  • If the two second bids were to go to two different consumers, they would both process the bid and you’d have a conflict. Who won the $2 bid?
  • With exclusive consumer, both bids would go to the same consumer and the consumer would reject one of the bids, so you only have one winner.

Message broker support

This is a very common pattern which most modern message brokers support in some fashion.

Request-reply

Send a message, receive a reply. Sounds a lot like a synchronous system such as a REST API and you wouldn’t be wrong for thinking that. The general idea is that the publisher includes a destination for a consumer to publish another message with the reply/response. This would typically be another channel/topic, but could also be an HTTP URL (webhook) or something else, depending on the system.

While not as common as the other patterns, there are some cases where this is useful, such as when the response may take some time to complete or if it’s unknown which machine will process the message. For instance, a user submits a form where the processing may take a few minutes. The message includes the channel the browser will listen to for a response. When a worker machine in a processing cluster ends up completing the work, it will publish the results in a message to the reply channel, the browser will receive the results message, and will display the information to the user.

Publisher P1 sends message m1 onto channel chan1. Consumer C1 receives message, processes it, then sends a reply message rm1 to chan2. P1 receives rm1.

Example use case:

User uploads a video to a video publishing site, like YouTube. 

  • User submits form with video attached.
  • Video is uploaded.
  • The video site sends a message to a queue to process the video.
  • A worker gets the message and converts the video into an optimized format. This is a heavy process that takes several minutes.
  • Once the worker has completed the job, it sends a message to the reply queue with the URL of the new, optimized video.
  • The browser receives this message and displays the video to the user.

Message broker support

Not many brokers support this natively, but you can achieve this with any broker if you do it yourself following the same pattern. Just include the reply channel/topic in your messages and have your consumers push the results back to that channel/topic.

Conclusion
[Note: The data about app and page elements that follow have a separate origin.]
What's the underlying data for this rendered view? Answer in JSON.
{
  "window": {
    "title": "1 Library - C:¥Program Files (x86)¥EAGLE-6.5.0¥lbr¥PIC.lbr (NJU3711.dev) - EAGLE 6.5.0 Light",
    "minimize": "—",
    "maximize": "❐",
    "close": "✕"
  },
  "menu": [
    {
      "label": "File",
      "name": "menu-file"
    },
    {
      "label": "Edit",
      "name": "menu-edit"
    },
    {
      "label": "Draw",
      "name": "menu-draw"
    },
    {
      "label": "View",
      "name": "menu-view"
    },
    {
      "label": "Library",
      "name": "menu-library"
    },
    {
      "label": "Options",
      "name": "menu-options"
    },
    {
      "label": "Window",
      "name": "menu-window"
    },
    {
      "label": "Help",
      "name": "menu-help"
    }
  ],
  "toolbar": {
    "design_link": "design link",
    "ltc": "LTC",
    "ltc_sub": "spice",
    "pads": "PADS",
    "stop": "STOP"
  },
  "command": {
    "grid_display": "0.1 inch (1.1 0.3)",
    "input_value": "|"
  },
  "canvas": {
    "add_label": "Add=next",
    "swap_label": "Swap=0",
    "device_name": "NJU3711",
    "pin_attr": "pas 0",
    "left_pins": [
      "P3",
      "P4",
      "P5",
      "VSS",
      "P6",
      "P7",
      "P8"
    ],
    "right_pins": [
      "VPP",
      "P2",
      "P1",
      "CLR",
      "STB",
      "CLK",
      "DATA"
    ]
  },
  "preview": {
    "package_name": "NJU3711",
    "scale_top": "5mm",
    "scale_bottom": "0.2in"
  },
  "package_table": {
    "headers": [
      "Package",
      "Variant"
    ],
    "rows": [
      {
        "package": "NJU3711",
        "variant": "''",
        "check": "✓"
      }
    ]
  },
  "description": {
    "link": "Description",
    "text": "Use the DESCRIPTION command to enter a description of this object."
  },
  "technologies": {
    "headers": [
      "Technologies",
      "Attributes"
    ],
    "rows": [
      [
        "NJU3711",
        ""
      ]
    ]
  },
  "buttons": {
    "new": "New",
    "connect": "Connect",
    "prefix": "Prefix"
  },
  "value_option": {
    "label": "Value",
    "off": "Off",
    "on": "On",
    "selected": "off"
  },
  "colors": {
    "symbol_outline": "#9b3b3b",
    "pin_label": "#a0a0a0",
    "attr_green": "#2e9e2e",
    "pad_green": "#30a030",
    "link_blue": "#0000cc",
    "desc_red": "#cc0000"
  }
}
In this post, we’ve covered the major asynchronous messaging patterns. While these patterns are sometimes called different things, now you know what they mean and which brokers support them. Hopefully we can all agree on some common terminology at some point. And better yet, how about a common interface to use them all like we have with REST APIs. Imagine that?

For more information on messaging patterns, read about the top five data integration patterns.



We'd love to hear your opinion on this post